- Any laws adopted by local governments that would regulate the discharge of a firearm or the associated noise at an existing and lawful shooting range are unenforceable, except that a city, county, village or other political subdivision may limit the hours (between 10:00 p.m. and 7:00 a.m.) that an outdoor shooting range may operate10
- A city, county, village or other political subdivision may regulate the location and construction of a shooting range11
For state laws prohibiting local units of government (i.e., cities and counties) from filing certain types of lawsuits against the gun industry, see our page on Immunity Statutes in Nebraska.
- State ex rel. City of Alma v. Furnas County Farms, 667 N.W.2d 512, 522-23 (Neb. 2003). ⤴︎
- Neb. Rev. Stat. § 18-1703. It is unclear whether the state’s gun laws preempt local handgun registration requirements for handguns kept in the home that would not require a concealed carry permit. See Neb. Rev. Stat. , §§ 69-2401, et seq. ⤴︎

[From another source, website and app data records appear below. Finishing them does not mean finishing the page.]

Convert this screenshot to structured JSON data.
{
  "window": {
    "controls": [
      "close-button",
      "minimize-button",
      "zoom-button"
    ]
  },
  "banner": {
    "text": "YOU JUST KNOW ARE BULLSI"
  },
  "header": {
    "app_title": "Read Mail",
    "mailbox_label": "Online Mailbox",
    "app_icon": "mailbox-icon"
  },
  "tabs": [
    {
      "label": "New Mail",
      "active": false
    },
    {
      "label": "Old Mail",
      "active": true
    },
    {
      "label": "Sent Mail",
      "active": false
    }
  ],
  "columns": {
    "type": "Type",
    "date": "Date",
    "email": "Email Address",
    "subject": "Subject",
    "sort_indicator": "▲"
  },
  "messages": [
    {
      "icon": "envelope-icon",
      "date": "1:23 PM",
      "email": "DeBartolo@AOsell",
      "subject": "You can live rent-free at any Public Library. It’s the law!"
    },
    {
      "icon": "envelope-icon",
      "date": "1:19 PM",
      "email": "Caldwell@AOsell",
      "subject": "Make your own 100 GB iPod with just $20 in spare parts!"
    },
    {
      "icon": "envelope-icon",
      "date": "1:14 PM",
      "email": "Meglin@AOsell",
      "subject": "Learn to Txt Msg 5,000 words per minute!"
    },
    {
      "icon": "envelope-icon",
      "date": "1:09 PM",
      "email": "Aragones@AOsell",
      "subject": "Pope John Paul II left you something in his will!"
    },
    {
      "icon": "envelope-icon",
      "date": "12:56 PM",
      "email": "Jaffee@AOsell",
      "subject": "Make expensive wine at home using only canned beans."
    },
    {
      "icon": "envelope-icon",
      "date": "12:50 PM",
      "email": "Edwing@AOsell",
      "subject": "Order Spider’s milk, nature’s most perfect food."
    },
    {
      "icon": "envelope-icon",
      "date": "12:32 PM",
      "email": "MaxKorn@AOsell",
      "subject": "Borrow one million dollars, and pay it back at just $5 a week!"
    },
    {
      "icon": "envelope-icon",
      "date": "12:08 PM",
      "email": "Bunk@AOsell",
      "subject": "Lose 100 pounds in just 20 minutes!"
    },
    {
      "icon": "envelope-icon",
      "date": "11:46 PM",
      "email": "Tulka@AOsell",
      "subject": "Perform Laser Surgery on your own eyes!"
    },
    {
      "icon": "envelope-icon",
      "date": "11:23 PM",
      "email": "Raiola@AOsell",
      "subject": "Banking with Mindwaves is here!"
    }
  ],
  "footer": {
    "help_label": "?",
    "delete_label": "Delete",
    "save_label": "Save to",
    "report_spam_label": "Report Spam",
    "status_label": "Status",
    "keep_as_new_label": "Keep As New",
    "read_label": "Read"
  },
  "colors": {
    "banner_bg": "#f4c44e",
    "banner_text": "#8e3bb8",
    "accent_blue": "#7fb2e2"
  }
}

- Neb. Rev. Stat. §§ 14-101, 14-102(6). ⤴︎
- Neb. Rev. Stat. §§ 15-101, 15-255. ⤴︎
- Neb. Rev. Stat. §§ 16-101, 16-227. ⤴︎
- Neb. Rev. Stat. §§ 17-101, 17-556. ⤴︎
- Neb. Rev. Stat. § 69-2425. Handgun transfers in Nebraska are regulated by Neb. Rev. Stat. § 69-2401 et seq. Section 69-2401 specifically provides that “[t]he state has a valid interest in the regulation of the purchase, lease, rental, and transfer of handguns.” ⤴︎
- Neb. Rev. Stat. § 37-1301 et seq. ⤴︎
- Neb. Rev. Stat. § 37-1304. ⤴︎
- Neb. Rev. Stat. §§ § 37-1305, 37-1306, & 37-1308. ⤴︎
- Neb. Rev. Stat. § 37-1310(1). ⤴︎